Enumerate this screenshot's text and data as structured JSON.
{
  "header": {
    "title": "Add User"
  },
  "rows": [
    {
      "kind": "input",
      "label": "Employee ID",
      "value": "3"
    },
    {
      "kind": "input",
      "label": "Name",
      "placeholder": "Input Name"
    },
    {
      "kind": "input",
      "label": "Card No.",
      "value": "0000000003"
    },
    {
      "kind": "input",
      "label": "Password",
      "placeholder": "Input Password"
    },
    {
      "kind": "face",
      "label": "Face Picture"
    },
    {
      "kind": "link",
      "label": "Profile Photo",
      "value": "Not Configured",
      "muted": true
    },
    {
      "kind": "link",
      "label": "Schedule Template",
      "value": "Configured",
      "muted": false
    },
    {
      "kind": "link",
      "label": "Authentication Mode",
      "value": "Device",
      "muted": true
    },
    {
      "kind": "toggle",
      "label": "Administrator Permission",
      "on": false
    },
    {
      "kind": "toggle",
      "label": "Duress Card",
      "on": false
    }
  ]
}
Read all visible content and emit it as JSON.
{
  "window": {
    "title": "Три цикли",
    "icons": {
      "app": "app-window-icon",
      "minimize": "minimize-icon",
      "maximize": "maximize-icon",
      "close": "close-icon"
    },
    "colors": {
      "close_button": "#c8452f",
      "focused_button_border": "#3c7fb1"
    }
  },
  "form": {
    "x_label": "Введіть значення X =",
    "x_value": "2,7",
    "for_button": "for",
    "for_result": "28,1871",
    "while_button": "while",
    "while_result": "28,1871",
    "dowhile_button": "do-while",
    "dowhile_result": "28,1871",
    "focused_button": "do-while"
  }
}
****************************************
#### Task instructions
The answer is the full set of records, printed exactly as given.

#### Result
Enumerate this screenshot's text and data as structured JSON.
{
  "header": {
    "title": "Add User"
  },
  "rows": [
    {
      "kind": "input",
      "label": "Employee ID",
      "value": "3"
    },
    {
      "kind": "input",
      "label": "Name",
      "placeholder": "Input Name"
    },
    {
      "kind": "input",
      "label": "Card No.",
      "value": "0000000003"
    },
    {
      "kind": "input",
      "label": "Password",
      "placeholder": "Input Password"
    },
    {
      "kind": "face",
      "label": "Face Picture"
    },
    {
      "kind": "link",
      "label": "Profile Photo",
      "value": "Not Configured",
      "muted": true
    },
    {
      "kind": "link",
      "label": "Schedule Template",
      "value": "Configured",
      "muted": false
    },
    {
      "kind": "link",
      "label": "Authentication Mode",
      "value": "Device",
      "muted": true
    },
    {
      "kind": "toggle",
      "label": "Administrator Permission",
      "on": false
    },
    {
      "kind": "toggle",
      "label": "Duress Card",
      "on": false
    }
  ]
}
Read all visible content and emit it as JSON.
{
  "window": {
    "title": "Три цикли",
    "icons": {
      "app": "app-window-icon",
      "minimize": "minimize-icon",
      "maximize": "maximize-icon",
      "close": "close-icon"
    },
    "colors": {
      "close_button": "#c8452f",
      "focused_button_border": "#3c7fb1"
    }
  },
  "form": {
    "x_label": "Введіть значення X =",
    "x_value": "2,7",
    "for_button": "for",
    "for_result": "28,1871",
    "while_button": "while",
    "while_result": "28,1871",
    "dowhile_button": "do-while",
    "dowhile_result": "28,1871",
    "focused_button": "do-while"
  }
}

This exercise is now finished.